*** Dataset ***
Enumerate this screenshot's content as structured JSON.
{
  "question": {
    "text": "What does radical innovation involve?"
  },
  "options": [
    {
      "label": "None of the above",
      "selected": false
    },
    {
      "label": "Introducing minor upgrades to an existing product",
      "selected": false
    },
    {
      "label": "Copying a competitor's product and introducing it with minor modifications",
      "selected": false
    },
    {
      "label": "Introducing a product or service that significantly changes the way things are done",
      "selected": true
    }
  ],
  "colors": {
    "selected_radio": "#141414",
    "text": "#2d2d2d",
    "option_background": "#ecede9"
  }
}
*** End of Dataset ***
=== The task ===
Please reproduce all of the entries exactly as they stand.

=== Answer space ===
Enumerate this screenshot's content as structured JSON.
{
  "question": {
    "text": "What does radical innovation involve?"
  },
  "options": [
    {
      "label": "None of the above",
      "selected": false
    },
    {
      "label": "Introducing minor upgrades to an existing product",
      "selected": false
    },
    {
      "label": "Copying a competitor's product and introducing it with minor modifications",
      "selected": false
    },
    {
      "label": "Introducing a product or service that significantly changes the way things are done",
      "selected": true
    }
  ],
  "colors": {
    "selected_radio": "#141414",
    "text": "#2d2d2d",
    "option_background": "#ecede9"
  }
}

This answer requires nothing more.